WHAT THE TASK REQUIRES: Every line that contains the word "icon" should be copied from the records below.

App and web page records:
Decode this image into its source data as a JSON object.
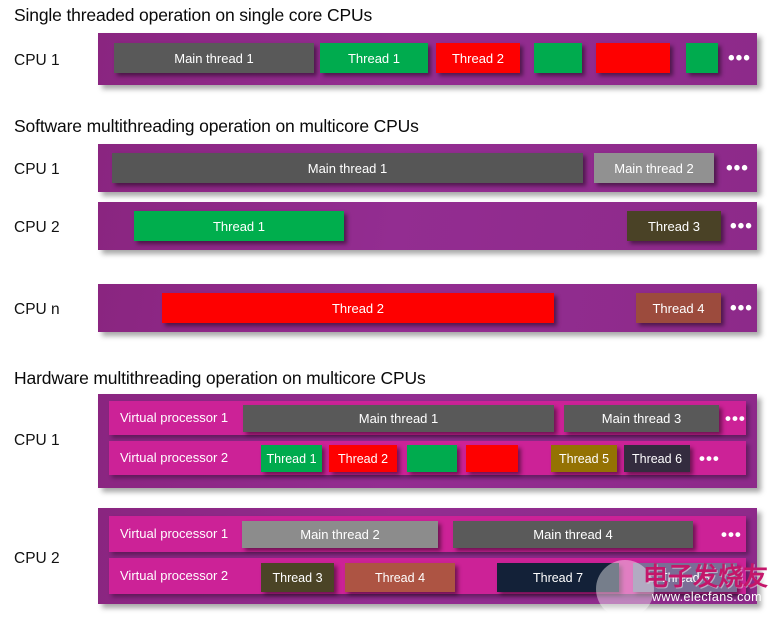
{
  "sections": [
    {
      "id": "single-threaded",
      "title": "Single threaded operation on single core CPUs",
      "rows": [
        {
          "cpu_label": "CPU 1",
          "blocks": [
            {
              "label": "Main thread 1",
              "color": "#595959"
            },
            {
              "label": "Thread 1",
              "color": "#00ab4e"
            },
            {
              "label": "Thread 2",
              "color": "#fe0000"
            },
            {
              "label": "",
              "color": "#00ab4e"
            },
            {
              "label": "",
              "color": "#fe0000"
            },
            {
              "label": "",
              "color": "#00ab4e"
            }
          ],
          "ellipsis": "•••"
        }
      ]
    },
    {
      "id": "software-multithreading",
      "title": "Software multithreading operation on multicore CPUs",
      "rows": [
        {
          "cpu_label": "CPU 1",
          "blocks": [
            {
              "label": "Main thread 1",
              "color": "#565656"
            },
            {
              "label": "Main thread 2",
              "color": "#919191"
            }
          ],
          "ellipsis": "•••"
        },
        {
          "cpu_label": "CPU 2",
          "blocks": [
            {
              "label": "Thread 1",
              "color": "#00ae4d"
            },
            {
              "label": "Thread 3",
              "color": "#4a4226"
            }
          ],
          "ellipsis": "•••"
        },
        {
          "cpu_label": "CPU n",
          "blocks": [
            {
              "label": "Thread 2",
              "color": "#fe0000"
            },
            {
              "label": "Thread 4",
              "color": "#9c4b3d"
            }
          ],
          "ellipsis": "•••"
        }
      ]
    },
    {
      "id": "hardware-multithreading",
      "title": "Hardware multithreading operation on multicore CPUs",
      "rows": [
        {
          "cpu_label": "CPU 1",
          "virtual_processors": [
            {
              "name": "Virtual processor 1",
              "blocks": [
                {
                  "label": "Main thread 1",
                  "color": "#595959"
                },
                {
                  "label": "Main thread 3",
                  "color": "#595959"
                }
              ],
              "ellipsis": "•••"
            },
            {
              "name": "Virtual processor 2",
              "blocks": [
                {
                  "label": "Thread 1",
                  "color": "#00ab4e"
                },
                {
                  "label": "Thread 2",
                  "color": "#fe0000"
                },
                {
                  "label": "",
                  "color": "#00ab4e"
                },
                {
                  "label": "",
                  "color": "#fe0000"
                },
                {
                  "label": "Thread 5",
                  "color": "#947203"
                },
                {
                  "label": "Thread 6",
                  "color": "#342c3f"
                }
              ],
              "ellipsis": "•••"
            }
          ]
        },
        {
          "cpu_label": "CPU 2",
          "virtual_processors": [
            {
              "name": "Virtual processor 1",
              "blocks": [
                {
                  "label": "Main thread 2",
                  "color": "#8c8c8c"
                },
                {
                  "label": "Main thread 4",
                  "color": "#5a5a5a"
                }
              ],
              "ellipsis": "•••"
            },
            {
              "name": "Virtual processor 2",
              "blocks": [
                {
                  "label": "Thread 3",
                  "color": "#4b4426"
                },
                {
                  "label": "Thread 4",
                  "color": "#ad5443"
                },
                {
                  "label": "Thread 7",
                  "color": "#132138"
                },
                {
                  "label": "Thread 8",
                  "color": "#7a6e96"
                }
              ],
              "ellipsis": ""
            }
          ]
        }
      ]
    }
  ],
  "watermark": {
    "chinese": "电子发烧友",
    "url": "www.elecfans.com"
  },
  "colors": {
    "band_purple": "#8e2a8b",
    "vp_magenta": "#cc2297",
    "background": "#ffffff",
    "title_text": "#0a0a0a"
  }
}
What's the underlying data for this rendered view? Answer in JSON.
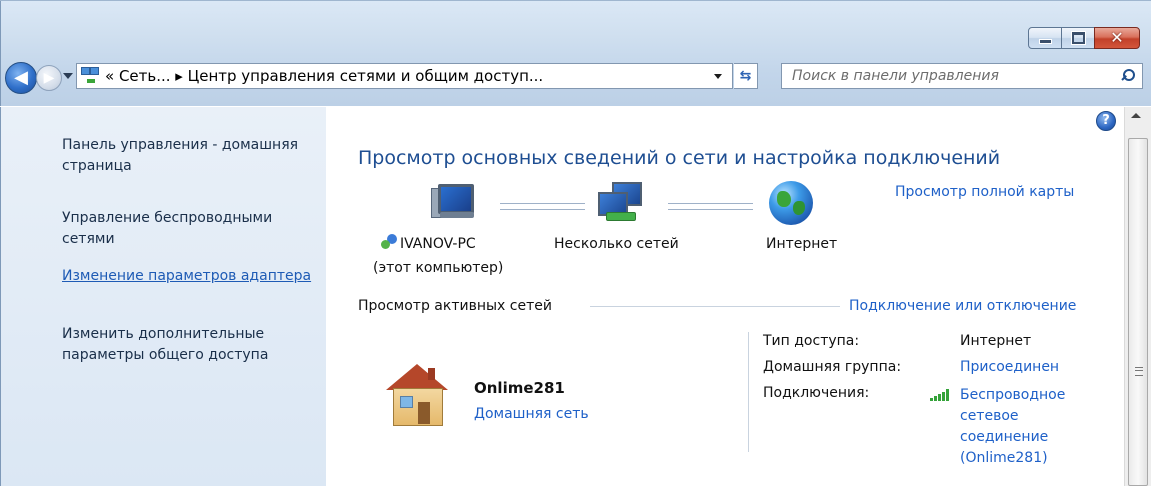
{
  "window": {
    "caption_buttons": {
      "minimize": "—",
      "maximize": "□",
      "close": "✕"
    }
  },
  "navigation": {
    "back_icon": "back-arrow-icon",
    "forward_icon": "forward-arrow-icon",
    "address_path": "« Сеть... ▸ Центр управления сетями и общим доступ...",
    "search_placeholder": "Поиск в панели управления"
  },
  "sidebar": {
    "items": [
      {
        "label": "Панель управления - домашняя страница",
        "is_link_style": false
      },
      {
        "label": "Управление беспроводными сетями",
        "is_link_style": false
      },
      {
        "label": "Изменение параметров адаптера",
        "is_link_style": true
      },
      {
        "label": "Изменить дополнительные параметры общего доступа",
        "is_link_style": false
      }
    ]
  },
  "main": {
    "heading": "Просмотр основных сведений о сети и настройка подключений",
    "full_map_link": "Просмотр полной карты",
    "map_nodes": [
      {
        "label": "IVANOV-PC",
        "sublabel": "(этот компьютер)",
        "icon": "computer-icon"
      },
      {
        "label": "Несколько сетей",
        "icon": "multiple-networks-icon"
      },
      {
        "label": "Интернет",
        "icon": "globe-icon"
      }
    ],
    "active_networks_label": "Просмотр активных сетей",
    "connect_disconnect_link": "Подключение или отключение",
    "network": {
      "name": "Onlime281",
      "type": "Домашняя сеть",
      "icon": "home-network-icon"
    },
    "properties": [
      {
        "label": "Тип доступа:",
        "value": "Интернет"
      },
      {
        "label": "Домашняя группа:",
        "value": "Присоединен"
      },
      {
        "label": "Подключения:",
        "value": "Беспроводное сетевое соединение (Onlime281)"
      }
    ]
  },
  "colors": {
    "link": "#1e60c8",
    "heading": "#1e4e92",
    "sidebar_bg": "#dbe7f4"
  }
}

OUTPUT OF THE TASK:
    "back_icon": "back-arrow-icon",
    "forward_icon": "forward-arrow-icon",
        "icon": "computer-icon"
        "icon": "multiple-networks-icon"
        "icon": "globe-icon"
      "icon": "home-network-icon"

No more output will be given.